[Assignment]
Your task is to output the data exactly as it stands.

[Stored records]
================

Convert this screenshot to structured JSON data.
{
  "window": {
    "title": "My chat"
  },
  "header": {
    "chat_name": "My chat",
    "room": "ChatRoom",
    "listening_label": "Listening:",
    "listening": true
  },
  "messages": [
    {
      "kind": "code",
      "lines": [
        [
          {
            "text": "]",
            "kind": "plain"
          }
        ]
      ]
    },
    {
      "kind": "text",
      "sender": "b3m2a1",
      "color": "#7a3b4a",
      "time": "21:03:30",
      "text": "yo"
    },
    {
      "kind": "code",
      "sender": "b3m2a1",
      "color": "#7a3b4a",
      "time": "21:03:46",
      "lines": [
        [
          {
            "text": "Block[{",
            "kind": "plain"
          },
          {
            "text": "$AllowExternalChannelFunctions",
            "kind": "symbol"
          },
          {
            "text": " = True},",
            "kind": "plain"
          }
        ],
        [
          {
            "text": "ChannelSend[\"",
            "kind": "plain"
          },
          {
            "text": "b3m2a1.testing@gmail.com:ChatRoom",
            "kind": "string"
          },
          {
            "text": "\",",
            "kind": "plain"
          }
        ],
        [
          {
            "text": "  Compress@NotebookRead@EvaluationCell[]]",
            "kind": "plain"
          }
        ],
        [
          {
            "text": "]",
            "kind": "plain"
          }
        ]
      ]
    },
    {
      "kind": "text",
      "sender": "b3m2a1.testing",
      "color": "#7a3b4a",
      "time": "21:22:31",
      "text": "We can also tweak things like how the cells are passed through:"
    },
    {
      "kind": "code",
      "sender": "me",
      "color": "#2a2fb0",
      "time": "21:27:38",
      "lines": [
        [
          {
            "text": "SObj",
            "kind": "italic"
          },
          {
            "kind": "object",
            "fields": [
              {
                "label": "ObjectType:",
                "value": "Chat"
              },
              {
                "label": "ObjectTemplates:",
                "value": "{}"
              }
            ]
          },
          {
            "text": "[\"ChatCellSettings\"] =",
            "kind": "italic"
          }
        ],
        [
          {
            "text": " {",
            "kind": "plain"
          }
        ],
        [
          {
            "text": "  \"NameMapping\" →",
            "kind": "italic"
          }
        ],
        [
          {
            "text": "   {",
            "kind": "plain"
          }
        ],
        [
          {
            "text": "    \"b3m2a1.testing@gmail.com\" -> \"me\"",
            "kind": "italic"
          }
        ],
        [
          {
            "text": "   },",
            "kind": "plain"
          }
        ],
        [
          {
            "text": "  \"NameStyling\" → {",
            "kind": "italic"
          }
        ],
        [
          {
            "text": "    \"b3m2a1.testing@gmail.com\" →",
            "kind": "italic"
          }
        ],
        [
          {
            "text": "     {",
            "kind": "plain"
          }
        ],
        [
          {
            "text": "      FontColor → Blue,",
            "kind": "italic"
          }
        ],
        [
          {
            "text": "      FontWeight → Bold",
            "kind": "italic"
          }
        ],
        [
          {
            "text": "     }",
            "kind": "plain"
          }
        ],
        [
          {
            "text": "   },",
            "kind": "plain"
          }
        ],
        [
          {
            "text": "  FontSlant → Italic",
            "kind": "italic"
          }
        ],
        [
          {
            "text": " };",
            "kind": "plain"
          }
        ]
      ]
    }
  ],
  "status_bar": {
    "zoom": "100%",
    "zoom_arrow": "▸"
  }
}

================

[Solution to the exercise]
Convert this screenshot to structured JSON data.
{
  "window": {
    "title": "My chat"
  },
  "header": {
    "chat_name": "My chat",
    "room": "ChatRoom",
    "listening_label": "Listening:",
    "listening": true
  },
  "messages": [
    {
      "kind": "code",
      "lines": [
        [
          {
            "text": "]",
            "kind": "plain"
          }
        ]
      ]
    },
    {
      "kind": "text",
      "sender": "b3m2a1",
      "color": "#7a3b4a",
      "time": "21:03:30",
      "text": "yo"
    },
    {
      "kind": "code",
      "sender": "b3m2a1",
      "color": "#7a3b4a",
      "time": "21:03:46",
      "lines": [
        [
          {
            "text": "Block[{",
            "kind": "plain"
          },
          {
            "text": "$AllowExternalChannelFunctions",
            "kind": "symbol"
          },
          {
            "text": " = True},",
            "kind": "plain"
          }
        ],
        [
          {
            "text": "ChannelSend[\"",
            "kind": "plain"
          },
          {
            "text": "b3m2a1.testing@gmail.com:ChatRoom",
            "kind": "string"
          },
          {
            "text": "\",",
            "kind": "plain"
          }
        ],
        [
          {
            "text": "  Compress@NotebookRead@EvaluationCell[]]",
            "kind": "plain"
          }
        ],
        [
          {
            "text": "]",
            "kind": "plain"
          }
        ]
      ]
    },
    {
      "kind": "text",
      "sender": "b3m2a1.testing",
      "color": "#7a3b4a",
      "time": "21:22:31",
      "text": "We can also tweak things like how the cells are passed through:"
    },
    {
      "kind": "code",
      "sender": "me",
      "color": "#2a2fb0",
      "time": "21:27:38",
      "lines": [
        [
          {
            "text": "SObj",
            "kind": "italic"
          },
          {
            "kind": "object",
            "fields": [
              {
                "label": "ObjectType:",
                "value": "Chat"
              },
              {
                "label": "ObjectTemplates:",
                "value": "{}"
              }
            ]
          },
          {
            "text": "[\"ChatCellSettings\"] =",
            "kind": "italic"
          }
        ],
        [
          {
            "text": " {",
            "kind": "plain"
          }
        ],
        [
          {
            "text": "  \"NameMapping\" →",
            "kind": "italic"
          }
        ],
        [
          {
            "text": "   {",
            "kind": "plain"
          }
        ],
        [
          {
            "text": "    \"b3m2a1.testing@gmail.com\" -> \"me\"",
            "kind": "italic"
          }
        ],
        [
          {
            "text": "   },",
            "kind": "plain"
          }
        ],
        [
          {
            "text": "  \"NameStyling\" → {",
            "kind": "italic"
          }
        ],
        [
          {
            "text": "    \"b3m2a1.testing@gmail.com\" →",
            "kind": "italic"
          }
        ],
        [
          {
            "text": "     {",
            "kind": "plain"
          }
        ],
        [
          {
            "text": "      FontColor → Blue,",
            "kind": "italic"
          }
        ],
        [
          {
            "text": "      FontWeight → Bold",
            "kind": "italic"
          }
        ],
        [
          {
            "text": "     }",
            "kind": "plain"
          }
        ],
        [
          {
            "text": "   },",
            "kind": "plain"
          }
        ],
        [
          {
            "text": "  FontSlant → Italic",
            "kind": "italic"
          }
        ],
        [
          {
            "text": " };",
            "kind": "plain"
          }
        ]
      ]
    }
  ],
  "status_bar": {
    "zoom": "100%",
    "zoom_arrow": "▸"
  }
}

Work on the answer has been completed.